Inside the Jewel-Toned Home of a Globetrotting Designer

Interior designer Maja Lithander Smith brings her wanderlust-infused design sensibility to her family's Marina home.Inspired by her love for the beauty of the handmade, inveterate traveler and interior designer Maja Lithander Smith has filled her home with exquisite objects from around the world. After living abroad and traveling extensively, the repatriated expat and her family recently returned from several years in Tokyo to San Francisco, where they found a stylish four-story home in the Marina. The space showcases her wanderlust-infused design approach: Layered elements, vibrant hues, antiques, textures and the unexpected all reflect her love of travel and one-of-a-kind finds.

In the living room, bold swaths of color take center stage. Floor-to-ceiling emerald green silk window panels are a dramatic foil to a showstopping hand-blown Venetian chandelier. Smith, who always knew she wanted a Sputnik chandelier in that very spot, instantly acquired the vivid blue and green glass piece the minute she saw it at San Francisco designer Will Wick’s shop, Battersea. A jewel-green Holland & Sherry mohair covers a classic roll arm sofa that is surrounded by matte wood and glossy lacquer side tables. And by the expansive windows, a pair of delicate 18th-century Italian armchairs that have been with Smith as she moved from home to home flank a diminutive vintage bar cart side table.

Entertaining is a large part of Smith’s life. For this avid fund-raiser and advocate for children’s education, sharing her home with others brings her great joy. “I wanted to create an elegant and cool, dark and glamorous space for dinners,” explains Smith. Dining room walls are painted in Farrow & Ball’s deep Hague Blue; a custom smoky-glass-topped brass table seats 16; and a pair of aged industrial cabinets surround a clean-lined metal console. Above a built-in shelf hangs one of Smith’s favorite works in her collection, a Michael Wolf photo of Parisian rooftops.

For her tech entrepreneur husband, the designer turned their downstairs space into a masculine lounge with a mix of metals, complete with a spot for cocktails. A custom, elm-topped patinated brass-trimmed bar plays to the warm tones in the oak floors underfoot, and the vintage bar stools are covered in gray linen.

Of the master bedroom, Smith notes: “I’m Swedish, and this is the most Swedish room in the house.” A Gustavian remnant was the starting point in this space. “I love using an architectural element rather than a large headboard,” she explains. A Turkish lantern emits a dappled light against soft gray walls, and the bed is made with one of her Uzbeki textile pillows and an embroidered throw crafted by artisans in Jaipur. A gilt framed mirror and nickel swing arm lamp deliver a metallic gleam amid the found objects.

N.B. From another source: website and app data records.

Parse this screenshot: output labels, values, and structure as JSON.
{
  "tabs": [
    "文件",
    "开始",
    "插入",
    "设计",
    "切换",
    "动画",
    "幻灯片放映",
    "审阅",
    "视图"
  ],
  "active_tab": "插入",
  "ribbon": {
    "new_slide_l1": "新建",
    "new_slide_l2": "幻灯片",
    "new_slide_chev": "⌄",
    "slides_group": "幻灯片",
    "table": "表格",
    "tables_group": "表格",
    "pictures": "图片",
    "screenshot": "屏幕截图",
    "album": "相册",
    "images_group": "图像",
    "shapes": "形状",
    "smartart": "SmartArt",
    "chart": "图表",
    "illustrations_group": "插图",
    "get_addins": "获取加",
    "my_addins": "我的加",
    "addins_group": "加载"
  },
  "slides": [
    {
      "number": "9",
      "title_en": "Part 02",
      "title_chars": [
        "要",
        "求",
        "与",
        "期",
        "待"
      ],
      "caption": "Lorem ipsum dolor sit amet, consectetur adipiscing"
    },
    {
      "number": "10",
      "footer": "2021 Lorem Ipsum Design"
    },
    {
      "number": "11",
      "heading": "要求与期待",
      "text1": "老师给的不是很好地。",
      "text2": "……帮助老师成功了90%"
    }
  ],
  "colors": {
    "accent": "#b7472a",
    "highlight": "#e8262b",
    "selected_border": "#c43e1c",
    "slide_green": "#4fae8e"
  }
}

Smith, who owned a home decor boutique in Southern California before moving abroad, is returning to her retail roots this month when her chic new home boutique, Found by Maja, opens on Sacramento Street. Design objects, artifacts and architectural remnants will be on display in the jewel box of a store, ranging from rare Uzbeki textiles to Japanese indigo pillows. Always gracious and welcoming, Smith will now be able to invite San Francisco’s famously well-traveled residents to her neighborhood living room.

A version of this article appeared in the September 2016 issue of SFC&G (San Francisco Cottages & Gardens) with the headline: At Home with a World Traveler.